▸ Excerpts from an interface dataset
□ □ □ □ □
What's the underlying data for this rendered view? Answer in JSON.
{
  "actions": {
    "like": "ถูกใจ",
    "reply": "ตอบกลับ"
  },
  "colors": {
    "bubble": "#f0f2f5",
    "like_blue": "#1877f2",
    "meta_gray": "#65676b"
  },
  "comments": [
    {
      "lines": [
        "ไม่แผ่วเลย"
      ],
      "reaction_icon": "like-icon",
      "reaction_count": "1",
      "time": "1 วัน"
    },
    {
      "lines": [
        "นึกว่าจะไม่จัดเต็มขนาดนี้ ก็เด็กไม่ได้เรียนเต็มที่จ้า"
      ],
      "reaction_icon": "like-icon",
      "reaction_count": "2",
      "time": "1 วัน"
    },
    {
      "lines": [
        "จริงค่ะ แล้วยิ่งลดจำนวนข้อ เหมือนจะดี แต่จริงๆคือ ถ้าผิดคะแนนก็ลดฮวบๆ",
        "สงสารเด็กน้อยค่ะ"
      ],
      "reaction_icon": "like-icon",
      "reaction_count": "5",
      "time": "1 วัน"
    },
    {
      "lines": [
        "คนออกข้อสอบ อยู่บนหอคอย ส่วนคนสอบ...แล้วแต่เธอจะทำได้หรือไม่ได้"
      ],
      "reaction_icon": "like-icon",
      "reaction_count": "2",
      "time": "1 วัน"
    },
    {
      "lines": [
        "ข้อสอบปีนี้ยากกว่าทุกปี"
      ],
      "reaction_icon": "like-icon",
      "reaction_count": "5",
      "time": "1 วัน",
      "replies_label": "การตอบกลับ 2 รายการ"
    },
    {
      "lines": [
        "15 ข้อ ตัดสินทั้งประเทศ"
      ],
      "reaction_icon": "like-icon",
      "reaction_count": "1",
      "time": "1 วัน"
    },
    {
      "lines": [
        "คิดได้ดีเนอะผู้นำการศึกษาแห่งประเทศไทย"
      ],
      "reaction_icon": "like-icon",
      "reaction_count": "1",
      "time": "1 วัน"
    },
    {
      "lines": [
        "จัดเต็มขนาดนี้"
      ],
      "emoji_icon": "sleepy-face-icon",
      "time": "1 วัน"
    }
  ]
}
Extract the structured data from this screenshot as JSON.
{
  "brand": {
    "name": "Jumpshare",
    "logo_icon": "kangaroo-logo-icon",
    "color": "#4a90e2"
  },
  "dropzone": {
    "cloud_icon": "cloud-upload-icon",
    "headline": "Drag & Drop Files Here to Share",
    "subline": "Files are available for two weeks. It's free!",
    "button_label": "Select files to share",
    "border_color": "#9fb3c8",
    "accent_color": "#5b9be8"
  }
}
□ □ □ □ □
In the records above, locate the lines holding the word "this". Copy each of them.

What's the underlying data for this rendered view? Answer in JSON.
Extract the structured data from this screenshot as JSON.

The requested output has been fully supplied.